Benedict Clements, Csaba Feher, Sanjeev Gupta, 17 July 2014

The discussion on pension reform typically centres on fiscal sustainability. This column argues that equity concerns are of primary importance, both in selling proposed reforms to the public, and as a first-order policy goal of the pension system. Focusing on the average pensioner is insufficient to evaluate policy.

Jeffrey Frankel, 29 April 2014

Awareness of inequality is rapidly rising. This column argues that commentators should focus on identifying the policies that are best suited to improving income distributions efficiently, and the politicians that support them. It is not sufficient to sound the alarm about inequality and the political reach of the super-rich.

Benedict Clements, David Coady, Ruud de Mooij, Sanjeev Gupta, 15 April 2014

The causes and consequences of rising inequality have stirred a lively debate on appropriate policy responses. This column reviews how governments have successfully used fiscal policy to address distributive concerns. It also examines the policy alternatives that countries can pursue in order to reduce income and wealth inequality at a minimum cost to efficiency. Such policies include exploitation of property taxes, reductions in tax deductions that favour upper-income groups, investing in increasing the human capital of low-income groups, and reforming social benefits.

Jonathan D. Ostry, Andrew Berg, Charalambos Tsangarides, 06 March 2014

Inequality has the potential to undermine growth. However, greater redistribution requires higher tax rates, which reduce incentives to work and save. Moreover, the evidence that inequality is bad for growth might simply reflect the fact that more unequal societies choose to redistribute more, and those efforts are antithetical to growth. This column presents evidence from a new dataset on pre- and post-tax inequality. The authors find that income equality is protective of growth, and that redistributive transfers on average have little if any direct adverse impact on growth.

Daron Acemoğlu, Suresh Naidu, Pascual Restrepo, James Robinson, 07 February 2014

Inequality is currently a prominent topic of debate in Western democracies. In democratic countries, we might expect rising inequality to be partially offset by an increase in political support for redistribution. This column argues that the relationship between democracy, redistribution, and inequality is more complicated than that. Elites in newly democratised countries may hold on to power in other ways, the liberalisation of occupational choice may increase inequality among previously excluded groups, and the middle classes may redistribute income away from the poor as well as the rich.
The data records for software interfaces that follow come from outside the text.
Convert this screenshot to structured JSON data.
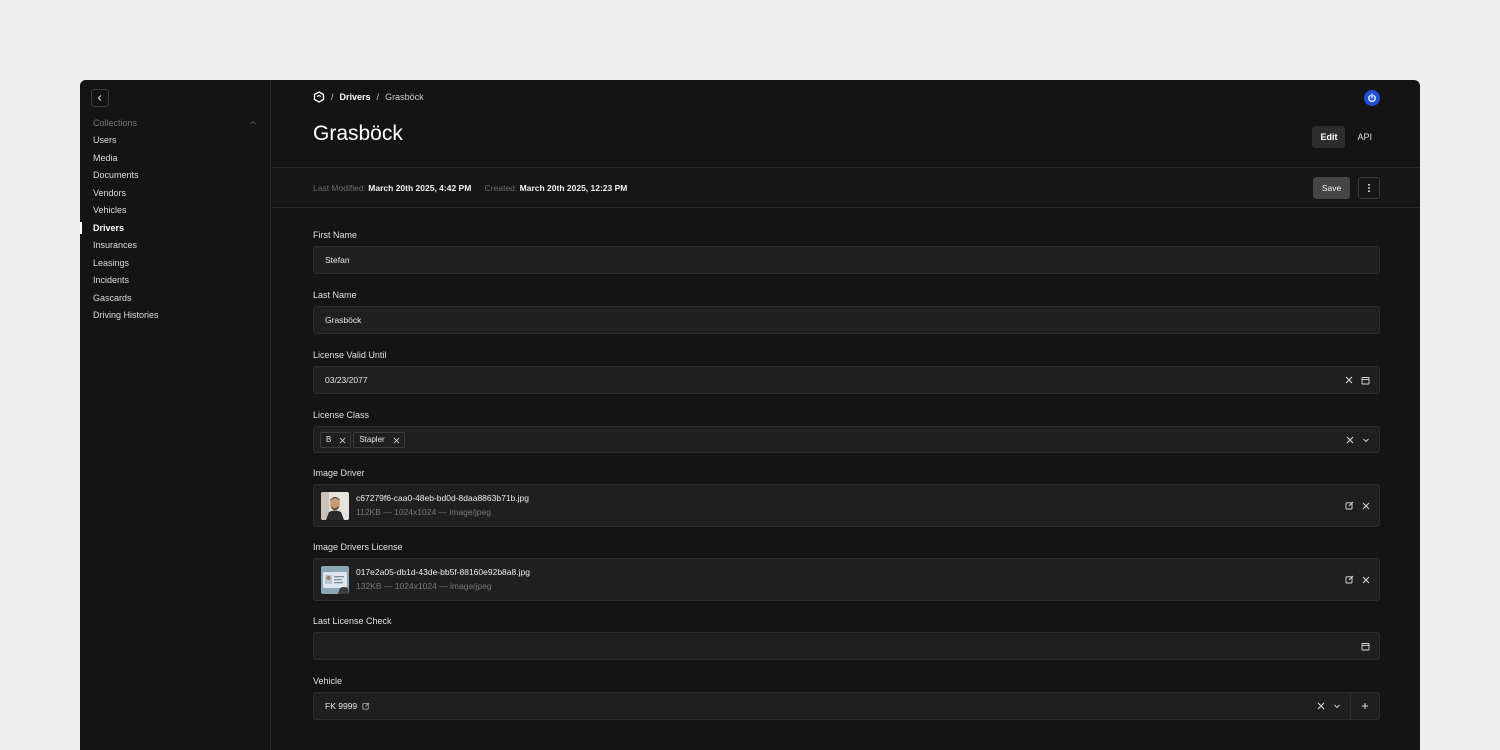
{
  "sidebar": {
    "section_title": "Collections",
    "items": [
      {
        "label": "Users"
      },
      {
        "label": "Media"
      },
      {
        "label": "Documents"
      },
      {
        "label": "Vendors"
      },
      {
        "label": "Vehicles"
      },
      {
        "label": "Drivers",
        "active": true
      },
      {
        "label": "Insurances"
      },
      {
        "label": "Leasings"
      },
      {
        "label": "Incidents"
      },
      {
        "label": "Gascards"
      },
      {
        "label": "Driving Histories"
      }
    ]
  },
  "breadcrumb": {
    "separator": "/",
    "collection": "Drivers",
    "current": "Grasböck"
  },
  "header": {
    "title": "Grasböck",
    "tabs": [
      {
        "label": "Edit",
        "active": true
      },
      {
        "label": "API"
      }
    ]
  },
  "meta": {
    "modified_label": "Last Modified:",
    "modified_value": "March 20th 2025, 4:42 PM",
    "created_label": "Created:",
    "created_value": "March 20th 2025, 12:23 PM",
    "save_label": "Save"
  },
  "fields": {
    "first_name": {
      "label": "First Name",
      "value": "Stefan"
    },
    "last_name": {
      "label": "Last Name",
      "value": "Grasböck"
    },
    "license_valid_until": {
      "label": "License Valid Until",
      "value": "03/23/2077"
    },
    "license_class": {
      "label": "License Class",
      "chips": [
        "B",
        "Stapler"
      ]
    },
    "image_driver": {
      "label": "Image Driver",
      "filename": "c67279f6-caa0-48eb-bd0d-8daa8863b71b.jpg",
      "meta": "112KB — 1024x1024 — image/jpeg"
    },
    "image_drivers_license": {
      "label": "Image Drivers License",
      "filename": "017e2a05-db1d-43de-bb5f-88160e92b8a8.jpg",
      "meta": "132KB — 1024x1024 — image/jpeg"
    },
    "last_license_check": {
      "label": "Last License Check",
      "value": ""
    },
    "vehicle": {
      "label": "Vehicle",
      "value": "FK 9999"
    }
  },
  "colors": {
    "background": "#efefef",
    "panel": "#141414",
    "input": "#1f1f1f",
    "accent": "#1e4fd6"
  },
  "icons": [
    "chevron-left-icon",
    "chevron-up-icon",
    "logo-icon",
    "power-icon",
    "more-vertical-icon",
    "close-icon",
    "calendar-icon",
    "chevron-down-icon",
    "edit-icon",
    "plus-icon"
  ]
}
Alberto Alesina, Paola Giuliano, 23 April 2009

Will Americans turn into “inequality intolerant” Europeans? Such a radical shift is unlikely, but this column argues that this crisis may be a turning point towards more government intervention and redistribution in the US. More and more Americans believe that hard work is insufficient to climb the income ladder and are expressing anger against “unfairly” accumulated wealth. Politicians should prefer wise policies but may be tempted by populist outbursts.

Giuseppe Bertola, Anna Lo Prete, 03 December 2008

Globalisation seemingly erodes governments’ ability to redistribute wealth. This column presents new evidence of the tradeoff between integration and redistribution, showing that financial development has filled in where government has receded. The current crisis may pose political challenges to both financial development and economic integration.

Andreas Georgiadis, Alan Manning, 05 January 2008

The standard framework for thinking about inequality and redistribution – the median voter approach – predicts that rising inequality should produce more redistribution. The facts reject this prediction for the UK and suggest that beliefs may be an important missing factor.